In spite of major events which took place in succession in the HIH, some thing was lurking behind. By January 1999, the HIH acquired FAI insurance for A$ 300 million which later turned out be worth onlyA$100 million though the external audit of Arthur Andersen for the year 2000 did not make any issue of it. On the other hand the company was lauded to be worth A$ 939 million. Soon after in September, it sold half of its profitable retail general insurance business for cash liquidity and as a result its share prices fell down from A$ 1.05 to A$ 0.45 when the company announced losses. Yet the regulatory authority did not think fit to inspect the accounts as it relied on the external audit report had painted a healthy picture. This was followed by the resignation of the CEO founder of the company for 30+ years, with a compensation of A$ 5 million in December 2000. As the company had not filled its December statements, when they became overdue by February 2001, the regulator APRA was concerned for the first time. Meanwhile on 27 February Australian Securities & Investments Commission (ASIC) took the initiative by suspending HIH's share trading soon followed by the APRA's fire fighting act of transferring the company's risk portfolio to other insurance companies to the extent possible. On 15 March 2001 HIH declared provisional liquidation with Government agencies covering some of its obligations which might cost the tax payer about A$ 1 billion to bail out policy holders. On 16 March, finally APRA started inspection of the HIH affairs. Government of Australia lost no time to set up an independent Royal Commission by August 2001 as already announced in May 2001 to investigate into the failure of the company. It took 6 months for the liquidator to arrive at the losses as between A$ 3.6 billion and A$ 5.3 billion. It has been stated that not only the settlement of policies and the company's creditors could not be made in full but also it would take ten years for disbursement which might be in the ratio of 1: 0.5.

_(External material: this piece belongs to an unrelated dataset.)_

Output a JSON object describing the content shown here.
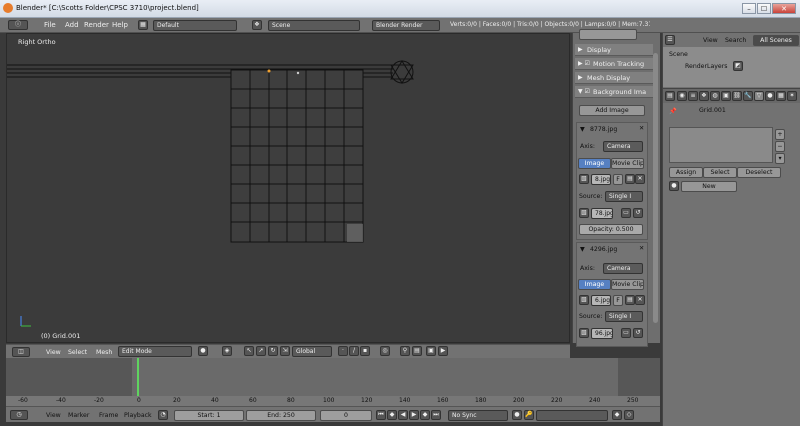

This was how the second largest Australian insurer's corporate bubble burst representing the biggest collapse in the corporate history of Australia to date. The whole imbroglio was attributed to poor management by under pricing of policies and overestimation of its assets mostly non tangible rather than frauds. Soon after the company's fall, the premium market shot up steeply.
While the APRA conceded that it was because of not provisioning the company with sufficient capital to cover its risks for quite a number of years that this had happened, the Australian Prime Minister had to rebut the public accusations that political donations siphoned off the company's resources. (Sungard Banc ware Erisk). Actually the company had indulged in acquisition spree of more than 200 subsidiaries which only made the company's size unwieldy in an already overcrowded and competitive insurance market though the acquisitions accounted for 26% premium growth per annum for a decade. Most controversial of all was the acquisition of FAI insurance for A$ 300 million which was worth hardly A$ 100 million and that too the company had borrowed money for the settlement. Rodney Adler the major stock holder of FAI who also became a member of HIH Board however clarified "that the purchase price of his company was too high by stating that the price was set, by definition,